*** Opening Given entries ***

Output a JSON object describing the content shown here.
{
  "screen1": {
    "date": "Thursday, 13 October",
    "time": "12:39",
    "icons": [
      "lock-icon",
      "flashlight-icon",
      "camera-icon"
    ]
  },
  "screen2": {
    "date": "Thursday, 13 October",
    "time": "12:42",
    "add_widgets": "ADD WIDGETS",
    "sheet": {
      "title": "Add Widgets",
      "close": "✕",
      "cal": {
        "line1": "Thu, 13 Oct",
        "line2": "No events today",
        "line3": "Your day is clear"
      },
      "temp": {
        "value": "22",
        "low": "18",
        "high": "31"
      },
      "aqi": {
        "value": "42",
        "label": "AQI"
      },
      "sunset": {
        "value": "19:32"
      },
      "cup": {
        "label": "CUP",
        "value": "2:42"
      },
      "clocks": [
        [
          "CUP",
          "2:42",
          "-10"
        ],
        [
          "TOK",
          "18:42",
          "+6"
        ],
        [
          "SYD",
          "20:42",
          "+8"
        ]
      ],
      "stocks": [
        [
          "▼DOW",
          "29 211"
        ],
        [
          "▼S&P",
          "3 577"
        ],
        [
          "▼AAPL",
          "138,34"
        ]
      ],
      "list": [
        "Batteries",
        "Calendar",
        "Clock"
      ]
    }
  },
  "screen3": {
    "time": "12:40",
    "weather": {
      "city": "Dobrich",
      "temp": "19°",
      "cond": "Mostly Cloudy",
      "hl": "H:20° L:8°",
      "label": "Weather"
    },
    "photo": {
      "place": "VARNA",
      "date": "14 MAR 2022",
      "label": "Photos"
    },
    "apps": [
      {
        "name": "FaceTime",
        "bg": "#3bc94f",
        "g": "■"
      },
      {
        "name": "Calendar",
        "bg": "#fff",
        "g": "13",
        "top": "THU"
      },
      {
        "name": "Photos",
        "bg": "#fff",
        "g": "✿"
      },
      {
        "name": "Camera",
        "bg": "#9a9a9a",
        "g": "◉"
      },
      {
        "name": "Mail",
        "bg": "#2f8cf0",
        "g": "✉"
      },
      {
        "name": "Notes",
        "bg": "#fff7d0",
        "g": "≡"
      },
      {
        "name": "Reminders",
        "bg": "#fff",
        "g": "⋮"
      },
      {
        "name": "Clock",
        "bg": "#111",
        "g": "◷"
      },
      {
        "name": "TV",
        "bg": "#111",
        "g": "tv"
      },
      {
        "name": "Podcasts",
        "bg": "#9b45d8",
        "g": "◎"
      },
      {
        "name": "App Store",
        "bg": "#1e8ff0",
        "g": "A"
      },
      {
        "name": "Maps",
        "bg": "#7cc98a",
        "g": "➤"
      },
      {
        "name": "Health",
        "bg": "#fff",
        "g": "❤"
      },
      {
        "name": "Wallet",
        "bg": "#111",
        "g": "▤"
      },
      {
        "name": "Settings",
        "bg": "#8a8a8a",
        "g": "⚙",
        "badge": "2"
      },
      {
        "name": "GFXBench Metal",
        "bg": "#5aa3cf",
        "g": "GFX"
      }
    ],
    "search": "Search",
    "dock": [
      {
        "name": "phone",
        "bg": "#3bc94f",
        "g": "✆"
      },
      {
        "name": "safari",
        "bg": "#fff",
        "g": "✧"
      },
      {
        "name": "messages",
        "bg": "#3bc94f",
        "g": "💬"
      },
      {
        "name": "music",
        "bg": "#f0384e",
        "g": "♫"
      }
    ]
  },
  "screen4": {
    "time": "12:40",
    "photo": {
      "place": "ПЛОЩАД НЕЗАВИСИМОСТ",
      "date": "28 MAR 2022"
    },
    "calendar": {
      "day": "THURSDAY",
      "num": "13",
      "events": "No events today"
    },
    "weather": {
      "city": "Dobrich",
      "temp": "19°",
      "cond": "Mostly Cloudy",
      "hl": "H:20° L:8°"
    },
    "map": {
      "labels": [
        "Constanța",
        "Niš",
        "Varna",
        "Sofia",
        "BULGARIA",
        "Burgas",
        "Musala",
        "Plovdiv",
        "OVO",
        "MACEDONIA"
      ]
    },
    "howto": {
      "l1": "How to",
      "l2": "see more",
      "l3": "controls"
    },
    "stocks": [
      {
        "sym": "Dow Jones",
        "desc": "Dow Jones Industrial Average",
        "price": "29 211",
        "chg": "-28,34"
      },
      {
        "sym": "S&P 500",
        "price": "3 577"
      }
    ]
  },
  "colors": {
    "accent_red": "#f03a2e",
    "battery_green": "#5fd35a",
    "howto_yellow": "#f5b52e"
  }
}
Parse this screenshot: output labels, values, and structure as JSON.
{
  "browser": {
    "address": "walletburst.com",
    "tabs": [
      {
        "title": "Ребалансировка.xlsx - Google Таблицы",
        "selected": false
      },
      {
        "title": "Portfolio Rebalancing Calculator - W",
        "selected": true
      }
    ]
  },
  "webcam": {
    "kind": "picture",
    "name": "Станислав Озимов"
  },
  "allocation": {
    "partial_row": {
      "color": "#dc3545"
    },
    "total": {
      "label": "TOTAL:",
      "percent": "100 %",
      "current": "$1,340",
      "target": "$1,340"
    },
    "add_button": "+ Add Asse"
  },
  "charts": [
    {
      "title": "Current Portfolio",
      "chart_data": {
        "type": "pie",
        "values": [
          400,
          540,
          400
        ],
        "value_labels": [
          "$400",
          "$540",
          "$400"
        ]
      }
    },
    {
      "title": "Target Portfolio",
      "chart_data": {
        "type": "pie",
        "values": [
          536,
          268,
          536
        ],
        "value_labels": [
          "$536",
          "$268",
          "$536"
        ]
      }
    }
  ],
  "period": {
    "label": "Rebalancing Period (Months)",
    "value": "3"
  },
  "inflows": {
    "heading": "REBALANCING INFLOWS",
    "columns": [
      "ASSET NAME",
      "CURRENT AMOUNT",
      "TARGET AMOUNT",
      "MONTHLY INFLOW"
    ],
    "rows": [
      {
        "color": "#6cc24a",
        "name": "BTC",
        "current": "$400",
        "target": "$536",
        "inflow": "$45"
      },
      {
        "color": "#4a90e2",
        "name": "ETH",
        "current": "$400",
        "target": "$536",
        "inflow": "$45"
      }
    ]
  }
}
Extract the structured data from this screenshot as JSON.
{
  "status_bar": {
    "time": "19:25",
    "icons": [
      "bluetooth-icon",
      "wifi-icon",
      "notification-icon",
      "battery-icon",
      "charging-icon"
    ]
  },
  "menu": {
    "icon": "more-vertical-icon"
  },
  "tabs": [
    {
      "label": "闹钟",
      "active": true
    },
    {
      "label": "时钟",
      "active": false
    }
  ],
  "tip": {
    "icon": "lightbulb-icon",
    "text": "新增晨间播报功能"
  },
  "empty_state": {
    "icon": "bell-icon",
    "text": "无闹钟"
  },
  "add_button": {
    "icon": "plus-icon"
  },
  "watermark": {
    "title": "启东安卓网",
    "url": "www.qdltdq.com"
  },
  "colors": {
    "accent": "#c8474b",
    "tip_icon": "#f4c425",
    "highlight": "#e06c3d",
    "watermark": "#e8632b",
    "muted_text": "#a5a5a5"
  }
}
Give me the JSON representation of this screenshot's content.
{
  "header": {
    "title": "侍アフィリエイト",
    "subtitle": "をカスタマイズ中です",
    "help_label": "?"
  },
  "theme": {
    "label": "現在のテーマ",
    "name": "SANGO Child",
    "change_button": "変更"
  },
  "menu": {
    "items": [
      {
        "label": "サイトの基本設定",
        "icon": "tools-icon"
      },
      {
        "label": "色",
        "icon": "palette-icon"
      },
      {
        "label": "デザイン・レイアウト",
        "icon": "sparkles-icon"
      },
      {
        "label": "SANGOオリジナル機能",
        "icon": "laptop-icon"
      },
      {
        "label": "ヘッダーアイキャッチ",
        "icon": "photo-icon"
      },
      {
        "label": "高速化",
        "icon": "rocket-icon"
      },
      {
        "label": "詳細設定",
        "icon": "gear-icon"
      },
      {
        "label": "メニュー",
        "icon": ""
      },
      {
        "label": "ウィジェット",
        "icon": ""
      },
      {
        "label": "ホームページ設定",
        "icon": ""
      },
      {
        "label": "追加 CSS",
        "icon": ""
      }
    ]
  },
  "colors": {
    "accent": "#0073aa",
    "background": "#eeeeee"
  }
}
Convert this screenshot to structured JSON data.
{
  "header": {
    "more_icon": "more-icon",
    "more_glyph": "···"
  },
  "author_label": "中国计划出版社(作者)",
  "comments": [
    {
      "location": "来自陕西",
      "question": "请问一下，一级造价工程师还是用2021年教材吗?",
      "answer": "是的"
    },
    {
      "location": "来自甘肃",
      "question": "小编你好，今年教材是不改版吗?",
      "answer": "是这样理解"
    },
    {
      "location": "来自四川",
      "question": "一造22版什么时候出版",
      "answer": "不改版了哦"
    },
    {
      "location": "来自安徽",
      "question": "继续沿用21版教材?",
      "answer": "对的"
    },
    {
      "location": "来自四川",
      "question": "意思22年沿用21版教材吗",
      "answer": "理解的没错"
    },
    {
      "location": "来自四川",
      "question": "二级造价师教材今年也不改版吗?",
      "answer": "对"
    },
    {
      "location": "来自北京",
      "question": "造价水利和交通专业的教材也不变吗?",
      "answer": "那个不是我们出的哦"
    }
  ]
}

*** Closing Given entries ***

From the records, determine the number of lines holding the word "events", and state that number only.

2